### MATERIAL FOR THIS EXERCISE ###

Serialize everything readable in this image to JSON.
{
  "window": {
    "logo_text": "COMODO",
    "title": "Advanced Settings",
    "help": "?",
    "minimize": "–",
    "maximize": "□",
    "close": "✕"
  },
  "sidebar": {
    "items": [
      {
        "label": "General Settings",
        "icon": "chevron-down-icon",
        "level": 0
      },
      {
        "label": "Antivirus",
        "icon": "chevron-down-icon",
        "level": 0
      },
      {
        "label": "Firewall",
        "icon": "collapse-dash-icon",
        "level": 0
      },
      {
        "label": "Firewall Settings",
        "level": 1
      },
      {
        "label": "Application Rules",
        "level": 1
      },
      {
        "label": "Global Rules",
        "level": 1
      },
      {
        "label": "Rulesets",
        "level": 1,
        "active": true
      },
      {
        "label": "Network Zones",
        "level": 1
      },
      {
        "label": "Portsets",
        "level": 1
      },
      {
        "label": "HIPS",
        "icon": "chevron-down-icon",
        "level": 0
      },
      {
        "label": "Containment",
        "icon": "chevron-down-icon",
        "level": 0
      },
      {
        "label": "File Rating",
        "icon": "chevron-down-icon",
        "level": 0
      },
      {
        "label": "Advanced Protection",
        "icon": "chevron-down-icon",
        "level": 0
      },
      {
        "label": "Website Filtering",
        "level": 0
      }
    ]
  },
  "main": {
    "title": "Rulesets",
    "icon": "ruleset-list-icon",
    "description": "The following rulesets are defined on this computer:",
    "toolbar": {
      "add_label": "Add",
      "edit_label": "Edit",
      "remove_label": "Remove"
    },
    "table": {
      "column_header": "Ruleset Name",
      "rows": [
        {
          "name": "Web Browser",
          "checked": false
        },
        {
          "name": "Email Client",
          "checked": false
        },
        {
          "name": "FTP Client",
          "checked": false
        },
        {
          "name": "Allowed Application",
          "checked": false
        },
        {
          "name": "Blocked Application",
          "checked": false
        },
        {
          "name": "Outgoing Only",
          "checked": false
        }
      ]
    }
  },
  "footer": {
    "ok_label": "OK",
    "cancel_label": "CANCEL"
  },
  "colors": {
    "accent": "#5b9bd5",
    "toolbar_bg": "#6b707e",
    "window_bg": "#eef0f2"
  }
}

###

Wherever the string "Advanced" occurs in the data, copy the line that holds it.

    "title": "Advanced Settings",
        "label": "Advanced Protection",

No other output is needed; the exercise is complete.